The tragedy of Judas is that he despaired of the forgiveness that Christ had promised he had come into this world to give. Bereft of faith in this promise, he remained lost. What "saved" the other apostles from this fate was that they believed that if the Lord truly passed from death to life as he promised he would, he would also be true to his promise regarding the reason he had come: "For the Son of Man did not come into this world to condemn the world, but to save it and to offer his life as a ransom for the many."This quote is from the Word on Fire Blog.
Today is Holy Thursday. This is a very important Holy Day in many Christian faiths, and especially in the Catholic faith.
I attended the Holy Thursday Mass tonight at my Church, and I had my feet washed by our parish pastor. Why do holy priests stoop to wash feet?
image of the future Pope Francis washing the feet on an unidentified woman in a maternity hospital in 2005.
Forgiveness is not something that any of us should ever presume. No one is obligated to forgive. It remains a gift of undeserved compassion. The startling surprise in Christ's revelation that he is willing to forgive us even when, as the circumstances of his death clearly demonstrate, he doesn't have to and in fact shouldn't. He does forgive us, and if we are not surprised by this, we really aren't paying attention to what it meant to die as he did. The problem for Judas, it seems to me, is that he despaired of this possibility of forgiveness for himself. It is this despair that makes the outcome of his decision not just sad, but tragic.Above is a continuation of the first quote from the blog. To read the whole entry please click on the link above titled "Word on Fire Blog."

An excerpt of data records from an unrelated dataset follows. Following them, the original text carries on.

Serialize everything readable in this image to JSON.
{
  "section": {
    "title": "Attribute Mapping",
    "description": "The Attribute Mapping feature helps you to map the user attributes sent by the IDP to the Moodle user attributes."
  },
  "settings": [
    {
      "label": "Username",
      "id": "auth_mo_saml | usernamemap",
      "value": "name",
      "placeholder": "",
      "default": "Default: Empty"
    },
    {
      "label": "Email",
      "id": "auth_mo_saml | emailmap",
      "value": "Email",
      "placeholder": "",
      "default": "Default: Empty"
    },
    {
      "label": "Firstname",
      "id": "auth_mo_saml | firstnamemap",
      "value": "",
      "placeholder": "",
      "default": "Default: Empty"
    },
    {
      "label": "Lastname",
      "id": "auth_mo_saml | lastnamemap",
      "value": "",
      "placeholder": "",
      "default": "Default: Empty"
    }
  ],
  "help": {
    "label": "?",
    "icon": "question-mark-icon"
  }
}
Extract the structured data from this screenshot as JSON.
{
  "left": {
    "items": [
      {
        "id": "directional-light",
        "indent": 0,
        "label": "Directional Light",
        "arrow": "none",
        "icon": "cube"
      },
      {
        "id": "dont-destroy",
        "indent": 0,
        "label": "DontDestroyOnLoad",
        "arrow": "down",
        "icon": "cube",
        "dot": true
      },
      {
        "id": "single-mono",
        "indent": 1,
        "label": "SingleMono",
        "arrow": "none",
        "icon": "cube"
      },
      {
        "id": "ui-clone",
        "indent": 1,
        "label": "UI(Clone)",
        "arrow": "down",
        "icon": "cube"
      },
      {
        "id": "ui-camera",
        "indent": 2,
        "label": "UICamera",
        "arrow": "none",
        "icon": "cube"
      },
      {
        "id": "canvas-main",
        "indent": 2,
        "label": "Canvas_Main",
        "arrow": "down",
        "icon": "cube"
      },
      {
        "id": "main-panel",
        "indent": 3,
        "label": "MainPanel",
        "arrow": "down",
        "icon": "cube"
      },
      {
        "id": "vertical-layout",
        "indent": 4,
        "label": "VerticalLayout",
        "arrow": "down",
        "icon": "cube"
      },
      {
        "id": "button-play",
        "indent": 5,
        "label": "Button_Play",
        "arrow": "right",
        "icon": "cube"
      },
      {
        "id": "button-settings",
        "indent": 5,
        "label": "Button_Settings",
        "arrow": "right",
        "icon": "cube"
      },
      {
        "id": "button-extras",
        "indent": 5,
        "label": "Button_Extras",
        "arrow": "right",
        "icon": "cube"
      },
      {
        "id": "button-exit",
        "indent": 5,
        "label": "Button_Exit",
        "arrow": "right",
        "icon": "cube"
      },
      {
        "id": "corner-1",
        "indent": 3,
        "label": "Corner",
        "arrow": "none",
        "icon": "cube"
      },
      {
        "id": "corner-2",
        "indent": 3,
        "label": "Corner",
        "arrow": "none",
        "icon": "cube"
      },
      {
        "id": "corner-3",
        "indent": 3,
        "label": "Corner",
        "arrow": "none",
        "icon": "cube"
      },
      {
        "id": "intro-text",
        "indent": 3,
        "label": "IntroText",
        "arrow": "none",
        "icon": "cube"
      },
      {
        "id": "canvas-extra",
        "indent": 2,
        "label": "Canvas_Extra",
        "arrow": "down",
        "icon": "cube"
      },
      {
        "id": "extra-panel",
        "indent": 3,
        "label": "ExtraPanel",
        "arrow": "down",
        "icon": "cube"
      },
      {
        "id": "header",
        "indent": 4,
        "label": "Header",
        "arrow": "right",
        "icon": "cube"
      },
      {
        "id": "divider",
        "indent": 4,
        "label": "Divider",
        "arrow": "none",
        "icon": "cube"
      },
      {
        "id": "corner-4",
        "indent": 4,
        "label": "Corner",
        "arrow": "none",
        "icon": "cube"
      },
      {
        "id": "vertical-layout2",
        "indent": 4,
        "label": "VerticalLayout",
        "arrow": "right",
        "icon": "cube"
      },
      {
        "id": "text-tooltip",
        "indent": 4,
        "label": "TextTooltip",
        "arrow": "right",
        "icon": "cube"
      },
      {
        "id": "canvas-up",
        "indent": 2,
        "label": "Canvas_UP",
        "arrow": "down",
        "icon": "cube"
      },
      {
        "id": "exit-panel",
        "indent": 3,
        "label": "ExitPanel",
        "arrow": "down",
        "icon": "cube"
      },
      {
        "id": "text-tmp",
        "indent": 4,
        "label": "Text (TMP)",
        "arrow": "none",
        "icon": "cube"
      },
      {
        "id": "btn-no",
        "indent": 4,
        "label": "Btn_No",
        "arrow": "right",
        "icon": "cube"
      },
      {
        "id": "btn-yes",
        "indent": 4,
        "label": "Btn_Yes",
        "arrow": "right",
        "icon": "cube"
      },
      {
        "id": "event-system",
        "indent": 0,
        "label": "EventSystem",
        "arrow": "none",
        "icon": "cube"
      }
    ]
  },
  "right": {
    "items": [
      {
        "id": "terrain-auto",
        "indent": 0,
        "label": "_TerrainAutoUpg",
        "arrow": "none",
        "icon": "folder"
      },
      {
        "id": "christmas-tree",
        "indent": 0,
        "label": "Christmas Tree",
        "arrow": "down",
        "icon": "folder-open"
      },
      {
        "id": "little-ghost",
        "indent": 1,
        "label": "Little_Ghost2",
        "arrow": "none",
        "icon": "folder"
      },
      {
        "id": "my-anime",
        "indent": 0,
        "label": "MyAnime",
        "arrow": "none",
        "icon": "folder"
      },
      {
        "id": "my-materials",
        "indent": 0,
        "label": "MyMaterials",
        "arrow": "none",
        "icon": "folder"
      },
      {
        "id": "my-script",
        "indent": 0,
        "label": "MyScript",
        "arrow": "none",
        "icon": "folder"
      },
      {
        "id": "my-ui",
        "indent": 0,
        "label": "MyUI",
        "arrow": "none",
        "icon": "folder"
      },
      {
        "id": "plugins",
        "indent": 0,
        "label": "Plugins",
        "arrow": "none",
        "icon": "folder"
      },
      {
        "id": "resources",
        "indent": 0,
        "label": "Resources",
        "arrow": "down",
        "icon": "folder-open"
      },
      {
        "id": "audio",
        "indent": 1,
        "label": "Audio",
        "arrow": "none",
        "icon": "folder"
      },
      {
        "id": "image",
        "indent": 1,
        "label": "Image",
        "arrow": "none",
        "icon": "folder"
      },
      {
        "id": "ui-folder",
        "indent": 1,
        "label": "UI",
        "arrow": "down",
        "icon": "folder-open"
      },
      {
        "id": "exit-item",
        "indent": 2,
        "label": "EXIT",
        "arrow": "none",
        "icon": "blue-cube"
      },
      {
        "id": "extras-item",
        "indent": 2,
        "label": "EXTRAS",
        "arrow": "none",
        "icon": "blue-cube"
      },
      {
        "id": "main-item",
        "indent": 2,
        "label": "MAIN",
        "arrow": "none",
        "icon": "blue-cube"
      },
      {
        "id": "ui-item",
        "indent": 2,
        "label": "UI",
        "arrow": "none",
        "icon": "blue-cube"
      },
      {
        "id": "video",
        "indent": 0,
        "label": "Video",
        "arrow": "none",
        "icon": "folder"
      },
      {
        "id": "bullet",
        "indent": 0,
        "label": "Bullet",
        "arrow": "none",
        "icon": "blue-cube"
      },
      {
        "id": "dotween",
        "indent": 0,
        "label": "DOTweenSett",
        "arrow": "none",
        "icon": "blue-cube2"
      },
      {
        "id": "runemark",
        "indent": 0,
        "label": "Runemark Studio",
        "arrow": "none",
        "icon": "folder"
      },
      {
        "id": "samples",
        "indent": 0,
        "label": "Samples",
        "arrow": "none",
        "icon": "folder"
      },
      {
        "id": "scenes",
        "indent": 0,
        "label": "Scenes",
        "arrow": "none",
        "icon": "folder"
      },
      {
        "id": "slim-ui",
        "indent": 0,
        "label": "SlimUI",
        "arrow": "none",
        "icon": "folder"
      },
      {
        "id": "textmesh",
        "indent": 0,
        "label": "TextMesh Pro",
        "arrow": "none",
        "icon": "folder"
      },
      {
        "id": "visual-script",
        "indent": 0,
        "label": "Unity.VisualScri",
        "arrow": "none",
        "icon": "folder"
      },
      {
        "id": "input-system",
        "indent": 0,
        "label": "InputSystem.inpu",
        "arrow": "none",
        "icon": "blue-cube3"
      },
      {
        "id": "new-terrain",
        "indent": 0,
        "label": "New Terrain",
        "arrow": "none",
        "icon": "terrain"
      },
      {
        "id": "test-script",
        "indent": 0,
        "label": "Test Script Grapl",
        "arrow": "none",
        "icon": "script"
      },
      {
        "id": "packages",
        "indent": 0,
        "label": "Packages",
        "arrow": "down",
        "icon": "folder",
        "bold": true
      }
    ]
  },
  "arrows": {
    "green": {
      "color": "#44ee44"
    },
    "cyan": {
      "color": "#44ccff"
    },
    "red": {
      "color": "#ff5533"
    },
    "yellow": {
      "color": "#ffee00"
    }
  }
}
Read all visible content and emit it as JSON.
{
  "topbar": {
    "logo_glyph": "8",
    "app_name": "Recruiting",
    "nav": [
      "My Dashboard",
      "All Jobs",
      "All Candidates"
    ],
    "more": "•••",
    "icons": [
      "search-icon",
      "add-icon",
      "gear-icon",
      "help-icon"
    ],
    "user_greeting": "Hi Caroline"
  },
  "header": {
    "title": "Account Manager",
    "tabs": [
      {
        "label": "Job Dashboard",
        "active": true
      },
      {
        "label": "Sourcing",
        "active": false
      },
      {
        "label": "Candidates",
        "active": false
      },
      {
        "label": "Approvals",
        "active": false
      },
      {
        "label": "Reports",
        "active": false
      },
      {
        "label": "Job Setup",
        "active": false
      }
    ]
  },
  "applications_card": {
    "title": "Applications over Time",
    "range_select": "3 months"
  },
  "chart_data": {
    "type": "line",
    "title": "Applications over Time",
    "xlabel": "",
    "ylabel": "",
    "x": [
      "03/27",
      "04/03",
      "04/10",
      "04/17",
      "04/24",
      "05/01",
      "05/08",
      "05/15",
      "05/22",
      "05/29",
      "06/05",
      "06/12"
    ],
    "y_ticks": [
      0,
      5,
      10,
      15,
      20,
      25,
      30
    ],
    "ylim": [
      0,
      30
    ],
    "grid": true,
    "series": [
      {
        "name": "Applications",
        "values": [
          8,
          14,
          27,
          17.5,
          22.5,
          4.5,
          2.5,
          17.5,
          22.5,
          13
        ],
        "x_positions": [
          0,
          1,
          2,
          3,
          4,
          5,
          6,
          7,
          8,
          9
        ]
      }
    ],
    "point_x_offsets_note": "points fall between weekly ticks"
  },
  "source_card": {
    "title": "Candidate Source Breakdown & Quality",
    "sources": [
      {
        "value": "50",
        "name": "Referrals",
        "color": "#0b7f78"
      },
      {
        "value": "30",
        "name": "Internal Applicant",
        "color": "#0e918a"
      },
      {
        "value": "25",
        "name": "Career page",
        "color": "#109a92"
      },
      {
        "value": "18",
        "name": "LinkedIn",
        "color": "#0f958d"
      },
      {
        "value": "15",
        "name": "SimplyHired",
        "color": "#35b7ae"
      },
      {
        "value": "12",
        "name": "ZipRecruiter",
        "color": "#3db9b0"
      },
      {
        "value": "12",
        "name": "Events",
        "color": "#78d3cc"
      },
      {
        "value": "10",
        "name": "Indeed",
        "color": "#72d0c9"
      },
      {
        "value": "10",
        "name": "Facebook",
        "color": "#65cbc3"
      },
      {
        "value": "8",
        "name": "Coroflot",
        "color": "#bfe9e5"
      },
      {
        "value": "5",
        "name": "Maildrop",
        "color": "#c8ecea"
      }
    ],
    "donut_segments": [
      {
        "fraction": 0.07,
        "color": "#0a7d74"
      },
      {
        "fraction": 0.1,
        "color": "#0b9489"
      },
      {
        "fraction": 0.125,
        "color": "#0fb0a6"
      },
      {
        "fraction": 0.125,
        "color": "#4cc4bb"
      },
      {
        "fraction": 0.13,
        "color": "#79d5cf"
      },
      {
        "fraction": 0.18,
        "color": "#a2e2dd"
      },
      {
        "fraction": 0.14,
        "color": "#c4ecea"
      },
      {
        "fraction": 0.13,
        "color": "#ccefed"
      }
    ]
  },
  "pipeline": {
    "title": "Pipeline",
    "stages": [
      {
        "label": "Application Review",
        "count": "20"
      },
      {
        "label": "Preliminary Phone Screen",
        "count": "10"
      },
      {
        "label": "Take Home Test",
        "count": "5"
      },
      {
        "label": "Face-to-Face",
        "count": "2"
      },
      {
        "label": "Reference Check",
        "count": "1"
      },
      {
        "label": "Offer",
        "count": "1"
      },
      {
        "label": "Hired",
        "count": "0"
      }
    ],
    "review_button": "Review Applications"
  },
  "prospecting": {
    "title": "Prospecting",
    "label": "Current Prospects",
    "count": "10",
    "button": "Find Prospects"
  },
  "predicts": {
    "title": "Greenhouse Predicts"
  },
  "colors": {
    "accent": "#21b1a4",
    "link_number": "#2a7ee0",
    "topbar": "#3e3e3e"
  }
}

Honesty demands that we admit that our own betrayals of Christ place us in the same spiritual space that Judas inhabited. We may not be, as Judas was, thieves and liars, but we all have had the occasion to say "no" to Christ, and most of us if pressed would have to admit that we did precisely that- and more than once. We have all in the course of our lives had the opportunity to stand up and be counted as Christ's followers and then slinked away, preferring as Judas did, the cover of night to the Light of the World. How many of us have, through the free assent of our own will, delivered our faith in Christ into the hands of his enemies, allowing those enemies to use us against him, and letting them, through us, kill Christ's life in this world?
There is much in us that is like Judas. What can only differentiate us from Judas is our willingness to accept what he could not- that Christ knows us from the inside, understands our predicament and is willing to set right what we have made wrong. Christ is willing to not only call us out of darkness into light, but go into that darkness to find us. That is, after all, what he did in his cross. He went into the dark to find us and to forgive us.
We must believe that Christ is willing to forgive and this must be our act of faith, or the tragedy of Judas can be our own.
Father Steve Grunow is the CEO of Word on Fire Catholic Ministries.
My pastor's homily tonight was about forgiveness- about forgiving others- washing their feet- as Christ washed the feet of the broken in the Gospels.
I truly believe the first step in forgiving others is being able to forgive our own failings, to truly understand:
The startling surprise in Christ's revelation that he is willing to forgive us even when, as the circumstances of his death clearly demonstrate, he doesn't have to and in fact shouldn't.God is bigger than we can imagine. Christ is bigger than we can imagine. The Holy Spirit is bigger than we can imagine. And together, in the Holy Trinity, and in the sacraments, that is where peace can be found.